++++ Data

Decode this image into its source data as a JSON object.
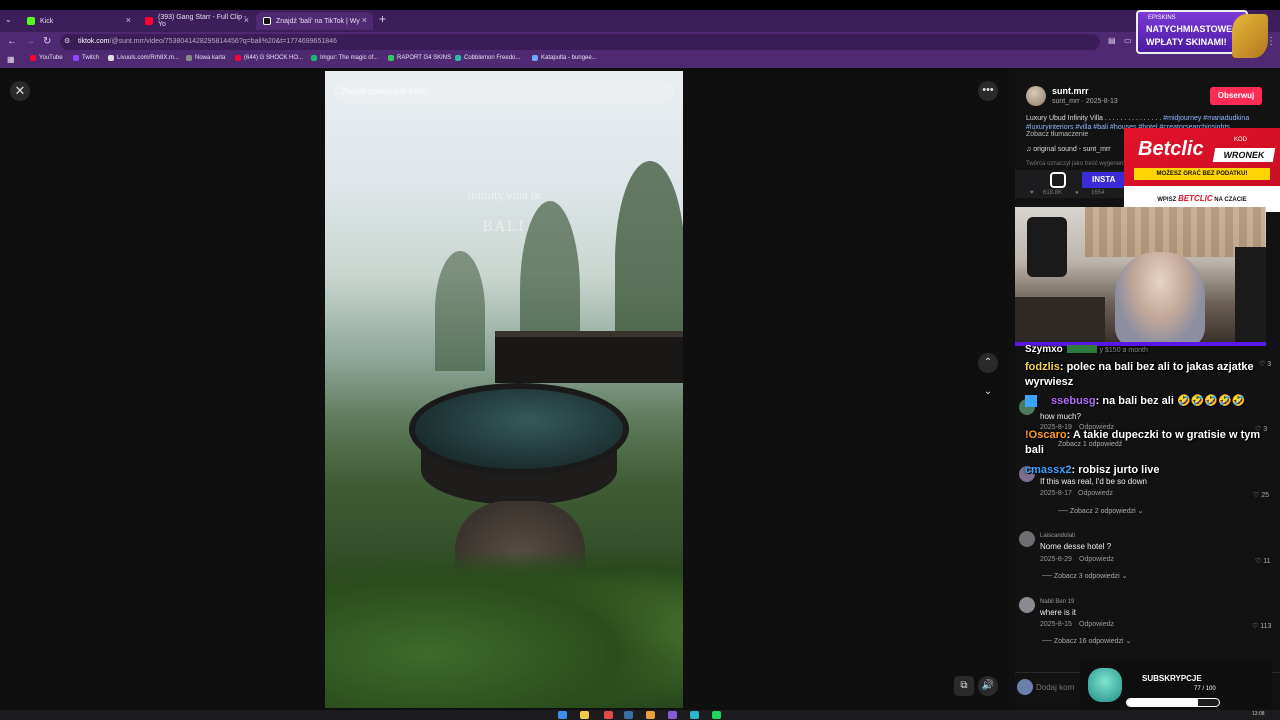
{
  "tabs": [
    {
      "label": "Kick",
      "color": "#53fc18"
    },
    {
      "label": "(393) Gang Starr - Full Clip - Yo",
      "color": "#ff0033"
    },
    {
      "label": "Znajdź 'bali' na TikTok | Wy",
      "color": "#ffffff"
    }
  ],
  "address": {
    "host": "tiktok.com",
    "rest": "/@sunt.mrr/video/7538041428295814456?q=bali%20&t=1774699651846"
  },
  "bookmarks": [
    {
      "label": "YouTube",
      "color": "#ff0033"
    },
    {
      "label": "Twitch",
      "color": "#9146ff"
    },
    {
      "label": "Livuuls.com/Rrh8X.m...",
      "color": "#dddddd"
    },
    {
      "label": "Nowa karta",
      "color": "#888888"
    },
    {
      "label": "(644) G SHOCK HO...",
      "color": "#ff0033"
    },
    {
      "label": "Imgur: The magic of...",
      "color": "#1bb76e"
    },
    {
      "label": "RAPORT G4 SKINS",
      "color": "#35c759"
    },
    {
      "label": "Cobblemon Freedo...",
      "color": "#2fb6a8"
    },
    {
      "label": "Katapulta - bungee...",
      "color": "#6ea8ff"
    }
  ],
  "search": {
    "placeholder": "Znajdź powiązane treści"
  },
  "video": {
    "overlay_title": "Infinity villa in",
    "overlay_sub": "BALI"
  },
  "author": {
    "name": "sunt.mrr",
    "meta": "sunt_mrr · 2025-8-13",
    "follow_label": "Obserwuj"
  },
  "description": {
    "text": "Luxury Ubud Infinity Villa . . . . . . . . . . . . . . .",
    "tags_1": "#midjourney #mariadudkina",
    "tags_2": "#luxuryinteriors #villa #bali #houses #hotel #creatorsearchinsights",
    "translate": "Zobacz tłumaczenie",
    "sound": "♫ original sound - sunt_mrr",
    "created": "Twórca oznaczył jako treść wygenerowaną przez AI"
  },
  "insta": {
    "label": "INSTA",
    "stat_1": "618.8K",
    "stat_2": "1654"
  },
  "ad_betclic": {
    "logo": "Betclic",
    "kod": "KOD",
    "code": "WRONEK",
    "promo": "MOŻESZ GRAĆ BEZ PODATKU!",
    "footer_a": "WPISZ",
    "footer_b": "BETCLIC",
    "footer_c": "NA CZACIE"
  },
  "promo": {
    "brand": "EPISKINS",
    "line1": "NATYCHMIASTOWE",
    "line2": "WPŁATY SKINAMI!"
  },
  "chat": [
    {
      "user": "Szymxo",
      "text": "",
      "user_color": "#ffffff",
      "meta": "y $150 a month"
    },
    {
      "user": "fodzlis",
      "text": ": polec na bali bez ali to jakas azjatke wyrwiesz",
      "user_color": "#f3d34a"
    },
    {
      "user": "ssebusg",
      "text": ": na bali bez ali 🤣🤣🤣🤣🤣",
      "user_color": "#b46cff"
    },
    {
      "user": "!Oscaro",
      "text": ": A takie dupeczki to w gratisie w tym bali",
      "user_color": "#ff9d2a"
    },
    {
      "user": "cmassx2",
      "text": ": robisz jurto live",
      "user_color": "#3aa4ff"
    }
  ],
  "comments_bg": [
    {
      "text": "how much?",
      "date": "2025-8-19",
      "reply": "Odpowiedz",
      "likes": "3",
      "replies": "Zobacz 1 odpowiedź"
    },
    {
      "text": "If this was real, I'd be so down",
      "date": "2025-8-17",
      "reply": "Odpowiedz",
      "likes": "25",
      "replies": "Zobacz 2 odpowiedzi"
    }
  ],
  "comments": [
    {
      "name": "Laiscandolati",
      "text": "Nome desse hotel ?",
      "date": "2025-8-29",
      "reply": "Odpowiedz",
      "likes": "11",
      "replies": "Zobacz 3 odpowiedzi"
    },
    {
      "name": "Nabil Ben 19",
      "text": "where is it",
      "date": "2025-8-15",
      "reply": "Odpowiedz",
      "likes": "113",
      "replies": "Zobacz 16 odpowiedzi"
    }
  ],
  "misc_likes": {
    "a": "3",
    "b": "3"
  },
  "comment_input": {
    "placeholder": "Dodaj kom"
  },
  "subs": {
    "title": "SUBSKRYPCJE",
    "count": "77 / 100",
    "current": 77,
    "goal": 100
  },
  "clock": "13:08"
}
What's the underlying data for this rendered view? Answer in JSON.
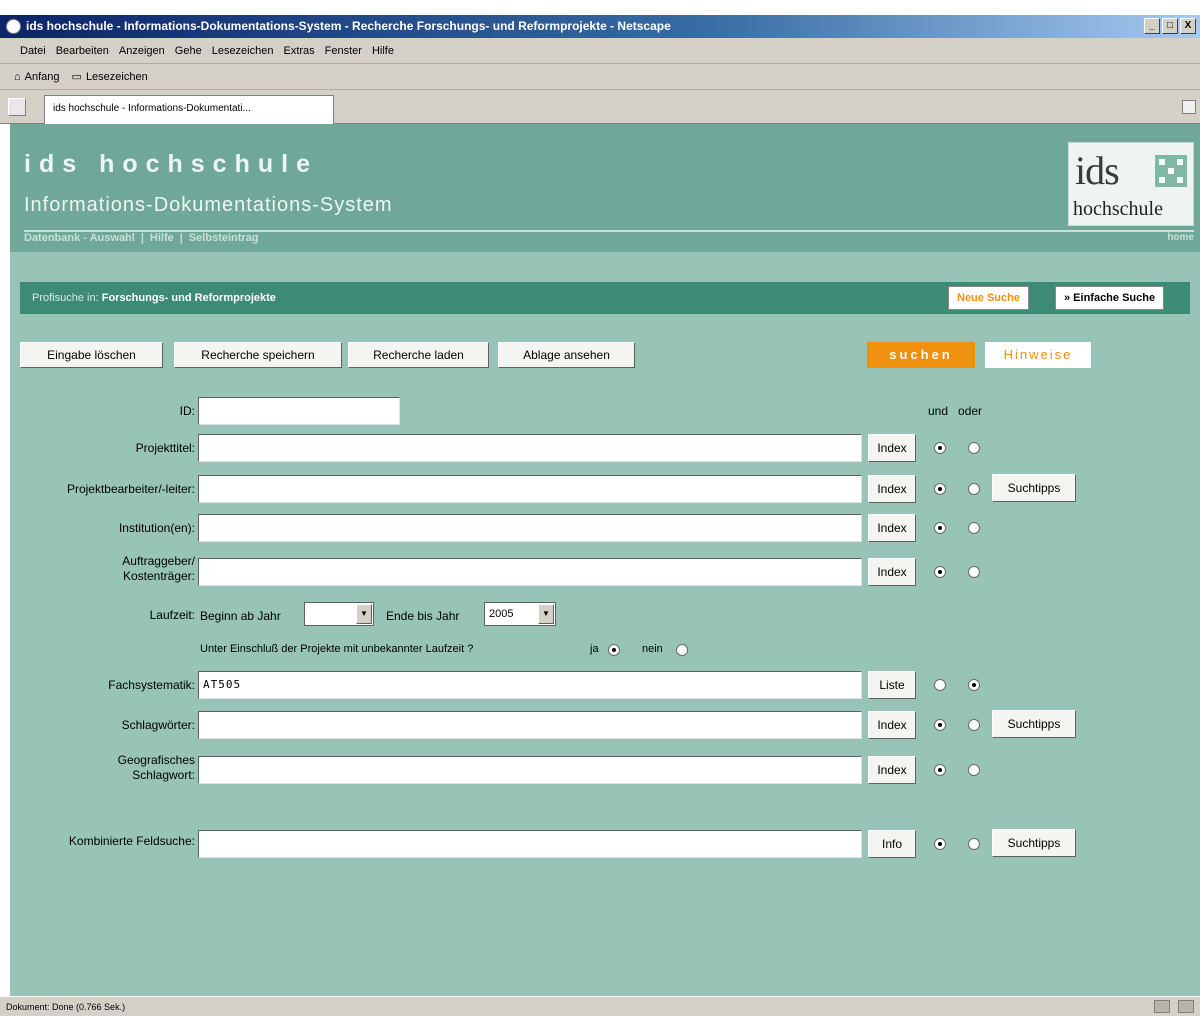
{
  "window": {
    "title": "ids hochschule - Informations-Dokumentations-System - Recherche Forschungs- und Reformprojekte - Netscape",
    "buttons": [
      "_",
      "□",
      "X"
    ]
  },
  "menu": [
    "Datei",
    "Bearbeiten",
    "Anzeigen",
    "Gehe",
    "Lesezeichen",
    "Extras",
    "Fenster",
    "Hilfe"
  ],
  "bookmarks": {
    "home": "Anfang",
    "bookmarks": "Lesezeichen"
  },
  "tab": {
    "label": "ids hochschule - Informations-Dokumentati..."
  },
  "header": {
    "title": "ids hochschule",
    "subtitle": "Informations-Dokumentations-System",
    "nav": [
      "Datenbank - Auswahl",
      "Hilfe",
      "Selbsteintrag"
    ],
    "home": "home",
    "logo_top": "ids",
    "logo_bottom": "hochschule"
  },
  "profibar": {
    "prefix": "Profisuche in:",
    "db": "Forschungs- und Reformprojekte",
    "new_search": "Neue Suche",
    "simple_search": "» Einfache Suche"
  },
  "actions": {
    "clear": "Eingabe löschen",
    "save": "Recherche speichern",
    "load": "Recherche laden",
    "view": "Ablage ansehen",
    "search": "suchen",
    "hints": "Hinweise"
  },
  "andor": {
    "und": "und",
    "oder": "oder"
  },
  "fields": {
    "id": {
      "label": "ID:",
      "value": ""
    },
    "projekttitel": {
      "label": "Projekttitel:",
      "value": "",
      "btn": "Index",
      "und": true
    },
    "bearbeiter": {
      "label": "Projektbearbeiter/-leiter:",
      "value": "",
      "btn": "Index",
      "und": true,
      "tips": "Suchtipps"
    },
    "institution": {
      "label": "Institution(en):",
      "value": "",
      "btn": "Index",
      "und": true
    },
    "auftraggeber": {
      "label_1": "Auftraggeber/",
      "label_2": "Kostenträger:",
      "value": "",
      "btn": "Index",
      "und": true
    },
    "laufzeit": {
      "label": "Laufzeit:",
      "begin_label": "Beginn ab Jahr",
      "begin_value": "",
      "end_label": "Ende bis Jahr",
      "end_value": "2005",
      "unknown_label": "Unter Einschluß der Projekte mit unbekannter Laufzeit ?",
      "ja": "ja",
      "nein": "nein",
      "selected": "ja"
    },
    "fachsystematik": {
      "label": "Fachsystematik:",
      "value": "AT505",
      "btn": "Liste",
      "und": false
    },
    "schlagwoerter": {
      "label": "Schlagwörter:",
      "value": "",
      "btn": "Index",
      "und": true,
      "tips": "Suchtipps"
    },
    "geo": {
      "label_1": "Geografisches",
      "label_2": "Schlagwort:",
      "value": "",
      "btn": "Index",
      "und": true
    },
    "kombi": {
      "label": "Kombinierte Feldsuche:",
      "value": "",
      "btn": "Info",
      "und": true,
      "tips": "Suchtipps"
    }
  },
  "status": "Dokument: Done (0.766 Sek.)",
  "colors": {
    "page_bg": "#97c4b6",
    "header_bg": "#6fa898",
    "bar_bg": "#3d8a75",
    "accent": "#f0900f"
  }
}
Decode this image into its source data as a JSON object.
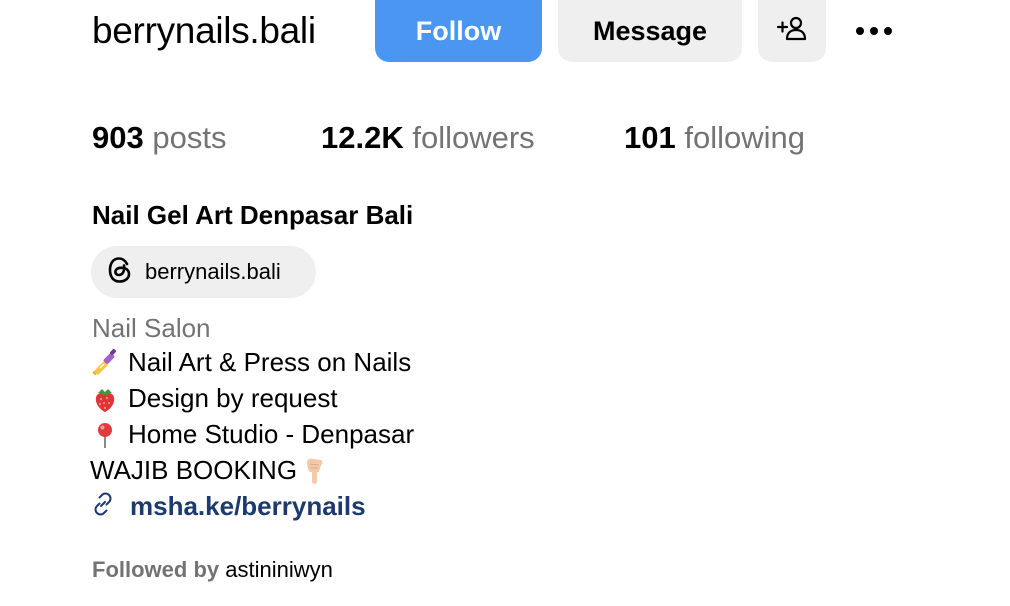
{
  "profile": {
    "username": "berrynails.bali",
    "full_name": "Nail Gel Art Denpasar Bali",
    "category": "Nail Salon"
  },
  "actions": {
    "follow_label": "Follow",
    "message_label": "Message",
    "add_user_icon": "person-add-icon",
    "more_icon": "ellipsis-icon"
  },
  "stats": {
    "posts": {
      "count": "903",
      "label": "posts"
    },
    "followers": {
      "count": "12.2K",
      "label": "followers"
    },
    "following": {
      "count": "101",
      "label": "following"
    }
  },
  "threads": {
    "handle": "berrynails.bali",
    "icon": "threads-icon"
  },
  "bio": {
    "lines": [
      {
        "icon": "nail-polish-emoji",
        "text": "Nail Art & Press on Nails"
      },
      {
        "icon": "strawberry-emoji",
        "text": "Design by request"
      },
      {
        "icon": "pushpin-emoji",
        "text": "Home Studio - Denpasar"
      },
      {
        "icon": "pointing-down-emoji",
        "text": "WAJIB BOOKING"
      }
    ]
  },
  "link": {
    "icon": "link-icon",
    "text": "msha.ke/berrynails"
  },
  "followed_by": {
    "prefix": "Followed by",
    "names": "astininiwyn"
  },
  "colors": {
    "follow_blue": "#4a96f0",
    "button_gray": "#efefef",
    "secondary_text": "#737373",
    "link_text": "#1d3a6e"
  }
}
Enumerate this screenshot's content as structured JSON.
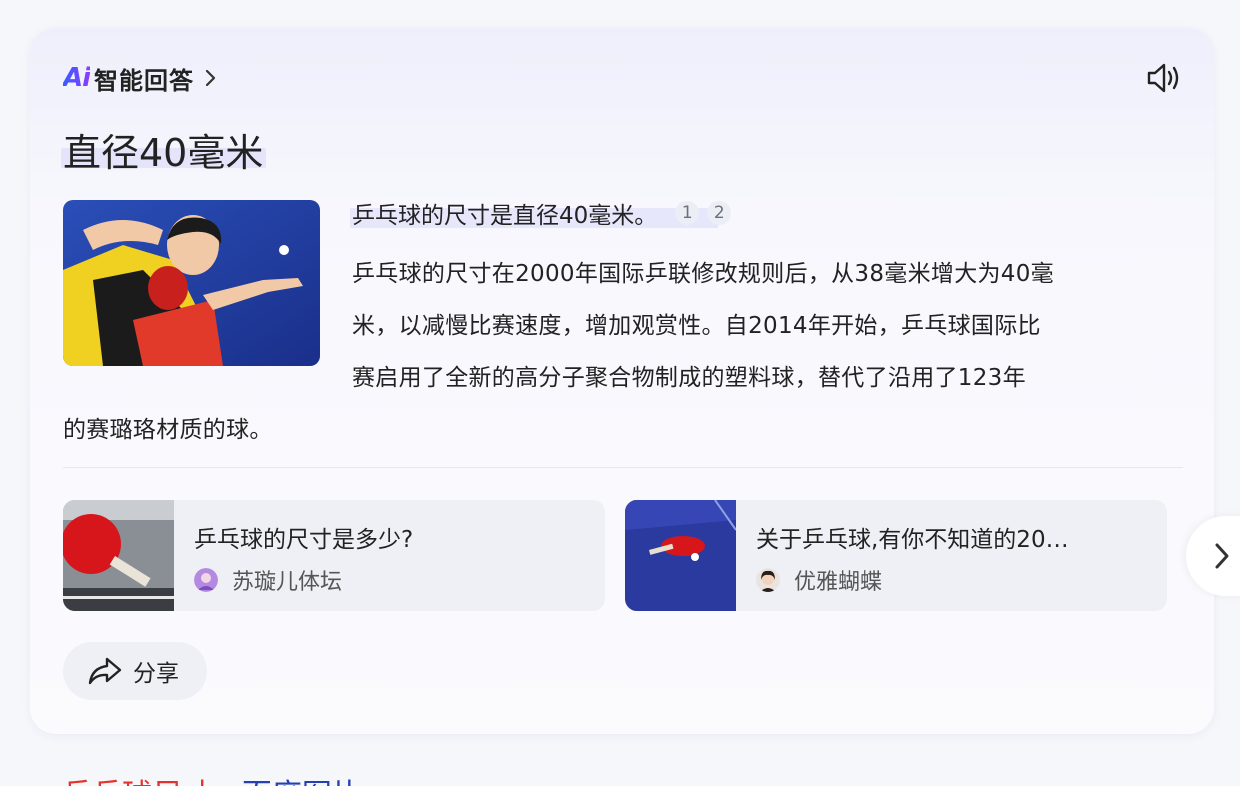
{
  "header": {
    "logo_text": "Ai",
    "title": "智能回答"
  },
  "answer": {
    "title": "直径40毫米",
    "summary": "乒乓球的尺寸是直径40毫米。",
    "citations": [
      "1",
      "2"
    ],
    "lines": [
      "乒乓球的尺寸在2000年国际乒联修改规则后，从38毫米增大为40毫",
      "米，以减慢比赛速度，增加观赏性。自2014年开始，乒乓球国际比",
      "赛启用了全新的高分子聚合物制成的塑料球，替代了沿用了123年",
      "的赛璐珞材质的球。"
    ]
  },
  "references": [
    {
      "title": "乒乓球的尺寸是多少?",
      "author": "苏璇儿体坛"
    },
    {
      "title": "关于乒乓球,有你不知道的20…",
      "author": "优雅蝴蝶"
    }
  ],
  "share": {
    "label": "分享"
  },
  "bottom_link": {
    "red": "乒乓球尺寸",
    "blue": " - 百度图片"
  },
  "colors": {
    "accent_start": "#3b5bff",
    "accent_end": "#8a3cff",
    "link_red": "#e5322d",
    "link_blue": "#2440b3"
  }
}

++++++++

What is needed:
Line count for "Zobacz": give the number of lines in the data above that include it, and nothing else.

Result of this task:
5